Problem to work on: Go through the entries one line at a time, and gather every line that has the word "فروش".

Records shown:
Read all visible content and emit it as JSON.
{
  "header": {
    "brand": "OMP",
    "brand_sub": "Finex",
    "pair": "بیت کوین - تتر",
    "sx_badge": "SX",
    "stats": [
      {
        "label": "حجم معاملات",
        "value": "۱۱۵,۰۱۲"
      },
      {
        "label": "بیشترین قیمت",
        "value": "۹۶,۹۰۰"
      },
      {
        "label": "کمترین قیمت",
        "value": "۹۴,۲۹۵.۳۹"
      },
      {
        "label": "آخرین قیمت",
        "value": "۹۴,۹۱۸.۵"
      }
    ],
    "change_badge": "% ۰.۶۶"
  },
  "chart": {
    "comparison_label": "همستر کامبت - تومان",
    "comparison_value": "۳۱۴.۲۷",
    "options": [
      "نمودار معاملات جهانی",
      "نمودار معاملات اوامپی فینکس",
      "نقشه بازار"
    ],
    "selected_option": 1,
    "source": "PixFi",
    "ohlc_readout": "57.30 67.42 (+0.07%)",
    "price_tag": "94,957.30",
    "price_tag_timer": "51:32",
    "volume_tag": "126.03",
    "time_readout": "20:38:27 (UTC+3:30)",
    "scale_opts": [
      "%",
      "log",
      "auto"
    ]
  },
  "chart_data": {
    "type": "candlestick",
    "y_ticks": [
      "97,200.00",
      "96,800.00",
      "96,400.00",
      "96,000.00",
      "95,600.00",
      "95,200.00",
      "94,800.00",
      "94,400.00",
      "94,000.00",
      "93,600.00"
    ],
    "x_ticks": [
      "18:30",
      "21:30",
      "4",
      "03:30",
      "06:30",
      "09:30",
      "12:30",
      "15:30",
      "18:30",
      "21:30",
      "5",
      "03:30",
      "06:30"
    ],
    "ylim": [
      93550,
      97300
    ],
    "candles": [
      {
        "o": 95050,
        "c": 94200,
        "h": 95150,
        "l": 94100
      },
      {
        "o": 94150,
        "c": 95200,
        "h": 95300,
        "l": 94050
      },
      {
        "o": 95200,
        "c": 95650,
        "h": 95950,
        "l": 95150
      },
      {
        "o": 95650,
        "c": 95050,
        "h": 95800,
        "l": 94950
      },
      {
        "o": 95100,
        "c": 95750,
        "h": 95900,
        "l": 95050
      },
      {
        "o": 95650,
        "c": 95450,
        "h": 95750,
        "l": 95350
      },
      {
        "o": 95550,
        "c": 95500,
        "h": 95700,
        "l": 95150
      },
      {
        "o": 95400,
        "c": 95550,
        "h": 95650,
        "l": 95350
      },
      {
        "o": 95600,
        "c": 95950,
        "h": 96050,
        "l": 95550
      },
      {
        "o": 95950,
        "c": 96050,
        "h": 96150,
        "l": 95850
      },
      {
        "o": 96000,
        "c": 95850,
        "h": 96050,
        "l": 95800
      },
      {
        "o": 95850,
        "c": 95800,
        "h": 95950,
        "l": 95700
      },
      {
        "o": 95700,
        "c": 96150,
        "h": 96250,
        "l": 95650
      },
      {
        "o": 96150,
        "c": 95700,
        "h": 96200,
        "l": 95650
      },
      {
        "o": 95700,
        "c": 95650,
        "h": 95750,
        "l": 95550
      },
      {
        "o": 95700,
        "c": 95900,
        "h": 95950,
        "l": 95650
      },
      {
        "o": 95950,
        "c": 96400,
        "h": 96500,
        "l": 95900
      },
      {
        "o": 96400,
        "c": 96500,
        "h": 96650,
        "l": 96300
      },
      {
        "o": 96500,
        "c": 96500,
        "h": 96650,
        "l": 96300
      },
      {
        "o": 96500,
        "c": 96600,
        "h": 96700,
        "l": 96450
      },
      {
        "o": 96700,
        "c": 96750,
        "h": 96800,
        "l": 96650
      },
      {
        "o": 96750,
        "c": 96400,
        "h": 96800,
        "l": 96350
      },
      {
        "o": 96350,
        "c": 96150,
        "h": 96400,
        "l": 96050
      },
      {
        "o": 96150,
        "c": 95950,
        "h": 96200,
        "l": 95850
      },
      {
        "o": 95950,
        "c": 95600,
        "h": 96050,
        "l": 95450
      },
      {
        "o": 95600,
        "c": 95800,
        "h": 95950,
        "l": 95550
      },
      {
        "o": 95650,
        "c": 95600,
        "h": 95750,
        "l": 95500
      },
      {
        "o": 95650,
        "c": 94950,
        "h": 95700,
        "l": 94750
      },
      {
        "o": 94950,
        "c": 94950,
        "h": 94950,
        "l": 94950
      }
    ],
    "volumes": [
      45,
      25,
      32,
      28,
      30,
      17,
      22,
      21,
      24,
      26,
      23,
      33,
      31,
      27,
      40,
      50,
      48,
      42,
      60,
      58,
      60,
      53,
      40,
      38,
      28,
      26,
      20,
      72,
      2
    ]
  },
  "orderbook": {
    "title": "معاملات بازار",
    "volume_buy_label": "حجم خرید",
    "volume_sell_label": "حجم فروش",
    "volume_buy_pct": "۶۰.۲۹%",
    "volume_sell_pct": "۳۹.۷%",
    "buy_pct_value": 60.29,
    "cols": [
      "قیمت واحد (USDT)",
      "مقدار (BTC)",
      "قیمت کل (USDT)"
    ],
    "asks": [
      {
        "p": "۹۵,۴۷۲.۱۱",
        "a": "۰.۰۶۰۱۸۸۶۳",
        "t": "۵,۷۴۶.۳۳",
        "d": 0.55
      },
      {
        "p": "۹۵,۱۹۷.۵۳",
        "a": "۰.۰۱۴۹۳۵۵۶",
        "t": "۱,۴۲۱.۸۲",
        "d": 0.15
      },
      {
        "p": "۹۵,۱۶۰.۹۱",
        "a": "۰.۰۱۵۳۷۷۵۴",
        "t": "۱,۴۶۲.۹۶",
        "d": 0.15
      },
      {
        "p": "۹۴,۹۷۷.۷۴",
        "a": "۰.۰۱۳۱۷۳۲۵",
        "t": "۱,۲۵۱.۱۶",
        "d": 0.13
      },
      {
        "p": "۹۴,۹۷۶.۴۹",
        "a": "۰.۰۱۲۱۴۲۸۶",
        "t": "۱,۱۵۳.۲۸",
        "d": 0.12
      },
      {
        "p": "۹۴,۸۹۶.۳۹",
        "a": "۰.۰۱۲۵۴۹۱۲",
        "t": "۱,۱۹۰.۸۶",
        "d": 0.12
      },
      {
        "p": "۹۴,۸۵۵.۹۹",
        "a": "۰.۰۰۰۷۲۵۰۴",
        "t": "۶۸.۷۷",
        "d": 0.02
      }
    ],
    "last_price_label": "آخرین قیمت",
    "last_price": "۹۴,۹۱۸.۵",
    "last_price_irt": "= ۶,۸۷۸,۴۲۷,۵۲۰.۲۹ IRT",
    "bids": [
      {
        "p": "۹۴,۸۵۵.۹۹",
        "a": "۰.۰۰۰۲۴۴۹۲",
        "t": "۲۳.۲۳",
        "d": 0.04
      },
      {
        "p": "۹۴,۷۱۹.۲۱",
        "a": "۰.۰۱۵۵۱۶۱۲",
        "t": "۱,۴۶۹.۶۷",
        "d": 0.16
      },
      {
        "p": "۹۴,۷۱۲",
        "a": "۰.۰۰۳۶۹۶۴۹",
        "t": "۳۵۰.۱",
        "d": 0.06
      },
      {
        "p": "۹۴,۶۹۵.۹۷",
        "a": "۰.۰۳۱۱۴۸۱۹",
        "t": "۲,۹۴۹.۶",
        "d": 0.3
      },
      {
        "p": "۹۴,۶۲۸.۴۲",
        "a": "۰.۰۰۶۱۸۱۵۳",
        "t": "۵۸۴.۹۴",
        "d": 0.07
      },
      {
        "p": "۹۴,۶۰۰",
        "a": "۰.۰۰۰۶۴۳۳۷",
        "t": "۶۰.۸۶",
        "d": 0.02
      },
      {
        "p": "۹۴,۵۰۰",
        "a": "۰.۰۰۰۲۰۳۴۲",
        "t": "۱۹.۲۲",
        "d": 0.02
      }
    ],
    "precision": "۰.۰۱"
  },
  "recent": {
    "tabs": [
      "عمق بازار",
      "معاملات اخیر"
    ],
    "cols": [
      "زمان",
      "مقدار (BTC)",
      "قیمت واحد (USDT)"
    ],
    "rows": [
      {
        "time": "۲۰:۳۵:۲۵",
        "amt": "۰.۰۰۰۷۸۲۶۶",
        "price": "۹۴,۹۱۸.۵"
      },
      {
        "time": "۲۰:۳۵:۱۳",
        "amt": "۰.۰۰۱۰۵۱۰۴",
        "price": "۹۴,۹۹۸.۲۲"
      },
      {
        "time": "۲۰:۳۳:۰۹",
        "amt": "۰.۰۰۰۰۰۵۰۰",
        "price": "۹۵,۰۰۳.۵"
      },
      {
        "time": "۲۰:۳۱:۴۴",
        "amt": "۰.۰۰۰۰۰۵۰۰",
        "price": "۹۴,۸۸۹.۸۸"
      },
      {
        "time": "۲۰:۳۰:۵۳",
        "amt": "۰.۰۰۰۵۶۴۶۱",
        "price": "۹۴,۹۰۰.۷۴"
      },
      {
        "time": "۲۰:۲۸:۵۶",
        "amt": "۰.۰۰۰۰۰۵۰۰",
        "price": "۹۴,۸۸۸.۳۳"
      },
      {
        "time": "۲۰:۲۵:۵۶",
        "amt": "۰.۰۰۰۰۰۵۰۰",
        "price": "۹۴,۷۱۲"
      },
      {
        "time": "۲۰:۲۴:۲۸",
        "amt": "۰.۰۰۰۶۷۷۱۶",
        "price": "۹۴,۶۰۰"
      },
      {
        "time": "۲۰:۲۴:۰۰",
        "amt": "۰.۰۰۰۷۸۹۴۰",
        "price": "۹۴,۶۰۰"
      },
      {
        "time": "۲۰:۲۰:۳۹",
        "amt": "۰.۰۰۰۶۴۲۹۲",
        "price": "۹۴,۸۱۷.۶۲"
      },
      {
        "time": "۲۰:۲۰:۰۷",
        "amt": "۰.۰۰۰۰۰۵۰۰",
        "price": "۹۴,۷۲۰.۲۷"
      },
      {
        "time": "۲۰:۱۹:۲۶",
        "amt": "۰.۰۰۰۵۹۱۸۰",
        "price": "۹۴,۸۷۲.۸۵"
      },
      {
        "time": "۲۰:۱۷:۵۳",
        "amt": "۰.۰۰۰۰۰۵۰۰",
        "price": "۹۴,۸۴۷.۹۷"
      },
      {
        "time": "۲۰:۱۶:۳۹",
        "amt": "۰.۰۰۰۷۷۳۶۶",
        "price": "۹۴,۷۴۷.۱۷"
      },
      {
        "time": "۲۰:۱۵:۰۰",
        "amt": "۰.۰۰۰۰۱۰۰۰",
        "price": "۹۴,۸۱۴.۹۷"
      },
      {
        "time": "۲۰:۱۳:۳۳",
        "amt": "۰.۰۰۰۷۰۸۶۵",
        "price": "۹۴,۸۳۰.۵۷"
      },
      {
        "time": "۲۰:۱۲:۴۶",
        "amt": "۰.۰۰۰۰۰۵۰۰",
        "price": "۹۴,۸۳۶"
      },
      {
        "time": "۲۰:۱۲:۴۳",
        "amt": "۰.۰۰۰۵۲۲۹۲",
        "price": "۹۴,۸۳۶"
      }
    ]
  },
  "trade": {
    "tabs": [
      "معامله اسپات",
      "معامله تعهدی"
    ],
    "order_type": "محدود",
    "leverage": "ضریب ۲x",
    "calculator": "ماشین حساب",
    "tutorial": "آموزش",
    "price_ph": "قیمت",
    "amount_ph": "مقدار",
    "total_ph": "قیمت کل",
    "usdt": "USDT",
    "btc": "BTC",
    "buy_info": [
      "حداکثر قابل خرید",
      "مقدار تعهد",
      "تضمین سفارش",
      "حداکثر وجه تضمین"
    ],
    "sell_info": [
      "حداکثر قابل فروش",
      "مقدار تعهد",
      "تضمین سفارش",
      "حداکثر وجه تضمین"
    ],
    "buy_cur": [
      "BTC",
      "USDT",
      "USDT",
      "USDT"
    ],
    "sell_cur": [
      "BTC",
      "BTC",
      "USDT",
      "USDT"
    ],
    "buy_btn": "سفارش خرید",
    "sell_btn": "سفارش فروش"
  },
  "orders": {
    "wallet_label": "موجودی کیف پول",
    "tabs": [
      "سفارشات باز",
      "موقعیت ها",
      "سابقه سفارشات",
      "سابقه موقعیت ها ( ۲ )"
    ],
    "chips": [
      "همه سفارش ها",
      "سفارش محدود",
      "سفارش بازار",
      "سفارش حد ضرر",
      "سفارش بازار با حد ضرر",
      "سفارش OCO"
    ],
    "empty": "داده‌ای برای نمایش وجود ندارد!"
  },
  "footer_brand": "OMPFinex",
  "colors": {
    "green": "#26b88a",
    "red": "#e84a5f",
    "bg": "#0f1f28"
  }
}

Written answer:
    "volume_sell_label": "حجم فروش",
      "حداکثر قابل فروش",
    "sell_btn": "سفارش فروش"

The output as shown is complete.